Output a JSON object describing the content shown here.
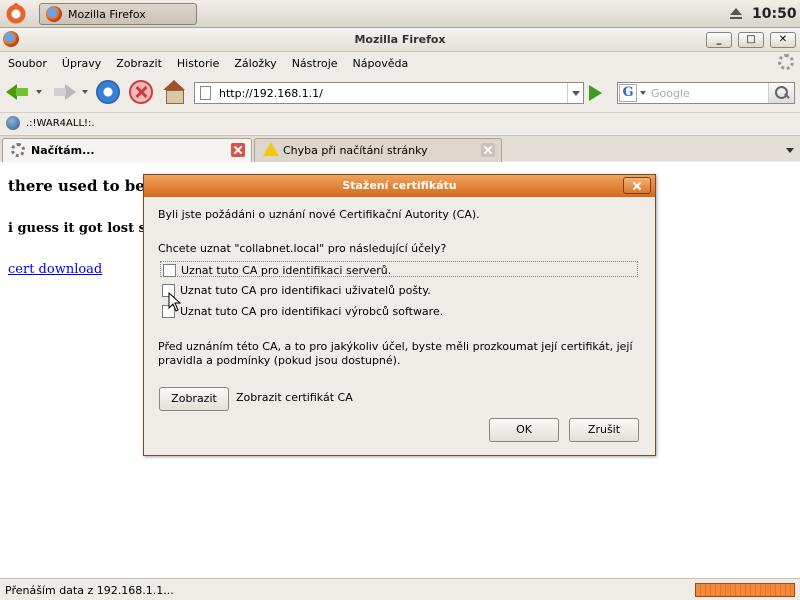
{
  "panel": {
    "task_label": "Mozilla Firefox",
    "clock": "10:50"
  },
  "window": {
    "title": "Mozilla Firefox",
    "minimize": "_",
    "maximize": "□",
    "close": "✕"
  },
  "menu": [
    "Soubor",
    "Úpravy",
    "Zobrazit",
    "Historie",
    "Záložky",
    "Nástroje",
    "Nápověda"
  ],
  "navbar": {
    "url": "http://192.168.1.1/",
    "search_placeholder": "Google",
    "search_engine_letter": "G"
  },
  "bookmarks": {
    "item": ".:!WAR4ALL!:."
  },
  "tabs": [
    {
      "label": "Načítám..."
    },
    {
      "label": "Chyba při načítání stránky"
    }
  ],
  "content": {
    "heading": "there used to be",
    "paragraph": "i guess it got lost sor",
    "link": "cert download"
  },
  "status": {
    "text": "Přenáším data z 192.168.1.1...",
    "progress": 1.0
  },
  "dialog": {
    "title": "Stažení certifikátu",
    "question": "Byli jste požádáni o uznání nové Certifikační Autority (CA).",
    "purpose": "Chcete uznat \"collabnet.local\" pro následující účely?",
    "options": [
      {
        "label": "Uznat tuto CA pro identifikaci serverů.",
        "checked": false
      },
      {
        "label": "Uznat tuto CA pro identifikaci uživatelů pošty.",
        "checked": false
      },
      {
        "label": "Uznat tuto CA pro identifikaci výrobců software.",
        "checked": false
      }
    ],
    "warning": "Před uznáním této CA, a to pro jakýkoliv účel, byste měli prozkoumat její certifikát, její pravidla a podmínky (pokud jsou dostupné).",
    "view_button": "Zobrazit",
    "view_desc": "Zobrazit certifikát CA",
    "ok_button": "OK",
    "cancel_button": "Zrušit"
  }
}
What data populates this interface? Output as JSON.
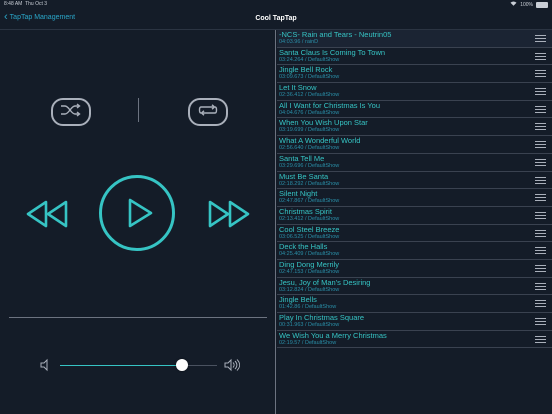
{
  "status": {
    "time": "8:48 AM",
    "date": "Thu Oct 3",
    "battery": "100%"
  },
  "nav": {
    "back_label": "TapTap Management",
    "title": "Cool TapTap"
  },
  "player": {
    "shuffle_icon": "shuffle-icon",
    "repeat_icon": "repeat-icon",
    "rewind_icon": "rewind-icon",
    "play_icon": "play-icon",
    "forward_icon": "fast-forward-icon",
    "volume_level": 0.78,
    "accent": "#36c4c4"
  },
  "tracks": [
    {
      "title": "-NCS- Rain and Tears - Neutrin05",
      "sub": "04:03.96 / rainD"
    },
    {
      "title": "Santa Claus Is Coming To Town",
      "sub": "03:24.264 / DefaultShow"
    },
    {
      "title": "Jingle Bell Rock",
      "sub": "03:09.673 / DefaultShow"
    },
    {
      "title": "Let It Snow",
      "sub": "02:36.412 / DefaultShow"
    },
    {
      "title": "All I Want for Christmas Is You",
      "sub": "04:04.676 / DefaultShow"
    },
    {
      "title": "When You Wish Upon Star",
      "sub": "03:19.699 / DefaultShow"
    },
    {
      "title": "What A Wonderful World",
      "sub": "02:56.640 / DefaultShow"
    },
    {
      "title": "Santa Tell Me",
      "sub": "03:29.696 / DefaultShow"
    },
    {
      "title": "Must Be Santa",
      "sub": "02:18.292 / DefaultShow"
    },
    {
      "title": "Silent Night",
      "sub": "02:47.867 / DefaultShow"
    },
    {
      "title": "Christmas Spirit",
      "sub": "02:13.412 / DefaultShow"
    },
    {
      "title": "Cool Steel Breeze",
      "sub": "03:06.525 / DefaultShow"
    },
    {
      "title": "Deck the Halls",
      "sub": "04:25.409 / DefaultShow"
    },
    {
      "title": "Ding Dong Merrily",
      "sub": "02:47.153 / DefaultShow"
    },
    {
      "title": "Jesu, Joy of Man's Desiring",
      "sub": "03:12.824 / DefaultShow"
    },
    {
      "title": "Jingle Bells",
      "sub": "01:42.86 / DefaultShow"
    },
    {
      "title": "Play In Christmas Square",
      "sub": "00:31.963 / DefaultShow"
    },
    {
      "title": "We Wish You a Merry Christmas",
      "sub": "02:19.57 / DefaultShow"
    }
  ]
}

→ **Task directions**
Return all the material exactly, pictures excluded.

→ **Written reply**
Output a JSON object describing the content shown here.
{
  "panel": {
    "task_label": "Mozilla Firefox",
    "clock": "10:50"
  },
  "window": {
    "title": "Mozilla Firefox",
    "minimize": "_",
    "maximize": "□",
    "close": "✕"
  },
  "menu": [
    "Soubor",
    "Úpravy",
    "Zobrazit",
    "Historie",
    "Záložky",
    "Nástroje",
    "Nápověda"
  ],
  "navbar": {
    "url": "http://192.168.1.1/",
    "search_placeholder": "Google",
    "search_engine_letter": "G"
  },
  "bookmarks": {
    "item": ".:!WAR4ALL!:."
  },
  "tabs": [
    {
      "label": "Načítám..."
    },
    {
      "label": "Chyba při načítání stránky"
    }
  ],
  "content": {
    "heading": "there used to be",
    "paragraph": "i guess it got lost sor",
    "link": "cert download"
  },
  "status": {
    "text": "Přenáším data z 192.168.1.1...",
    "progress": 1.0
  },
  "dialog": {
    "title": "Stažení certifikátu",
    "question": "Byli jste požádáni o uznání nové Certifikační Autority (CA).",
    "purpose": "Chcete uznat \"collabnet.local\" pro následující účely?",
    "options": [
      {
        "label": "Uznat tuto CA pro identifikaci serverů.",
        "checked": false
      },
      {
        "label": "Uznat tuto CA pro identifikaci uživatelů pošty.",
        "checked": false
      },
      {
        "label": "Uznat tuto CA pro identifikaci výrobců software.",
        "checked": false
      }
    ],
    "warning": "Před uznáním této CA, a to pro jakýkoliv účel, byste měli prozkoumat její certifikát, její pravidla a podmínky (pokud jsou dostupné).",
    "view_button": "Zobrazit",
    "view_desc": "Zobrazit certifikát CA",
    "ok_button": "OK",
    "cancel_button": "Zrušit"
  }
}
What data populates this interface? Output as JSON.
{
  "status": {
    "time": "8:48 AM",
    "date": "Thu Oct 3",
    "battery": "100%"
  },
  "nav": {
    "back_label": "TapTap Management",
    "title": "Cool TapTap"
  },
  "player": {
    "shuffle_icon": "shuffle-icon",
    "repeat_icon": "repeat-icon",
    "rewind_icon": "rewind-icon",
    "play_icon": "play-icon",
    "forward_icon": "fast-forward-icon",
    "volume_level": 0.78,
    "accent": "#36c4c4"
  },
  "tracks": [
    {
      "title": "-NCS- Rain and Tears - Neutrin05",
      "sub": "04:03.96 / rainD"
    },
    {
      "title": "Santa Claus Is Coming To Town",
      "sub": "03:24.264 / DefaultShow"
    },
    {
      "title": "Jingle Bell Rock",
      "sub": "03:09.673 / DefaultShow"
    },
    {
      "title": "Let It Snow",
      "sub": "02:36.412 / DefaultShow"
    },
    {
      "title": "All I Want for Christmas Is You",
      "sub": "04:04.676 / DefaultShow"
    },
    {
      "title": "When You Wish Upon Star",
      "sub": "03:19.699 / DefaultShow"
    },
    {
      "title": "What A Wonderful World",
      "sub": "02:56.640 / DefaultShow"
    },
    {
      "title": "Santa Tell Me",
      "sub": "03:29.696 / DefaultShow"
    },
    {
      "title": "Must Be Santa",
      "sub": "02:18.292 / DefaultShow"
    },
    {
      "title": "Silent Night",
      "sub": "02:47.867 / DefaultShow"
    },
    {
      "title": "Christmas Spirit",
      "sub": "02:13.412 / DefaultShow"
    },
    {
      "title": "Cool Steel Breeze",
      "sub": "03:06.525 / DefaultShow"
    },
    {
      "title": "Deck the Halls",
      "sub": "04:25.409 / DefaultShow"
    },
    {
      "title": "Ding Dong Merrily",
      "sub": "02:47.153 / DefaultShow"
    },
    {
      "title": "Jesu, Joy of Man's Desiring",
      "sub": "03:12.824 / DefaultShow"
    },
    {
      "title": "Jingle Bells",
      "sub": "01:42.86 / DefaultShow"
    },
    {
      "title": "Play In Christmas Square",
      "sub": "00:31.963 / DefaultShow"
    },
    {
      "title": "We Wish You a Merry Christmas",
      "sub": "02:19.57 / DefaultShow"
    }
  ]
}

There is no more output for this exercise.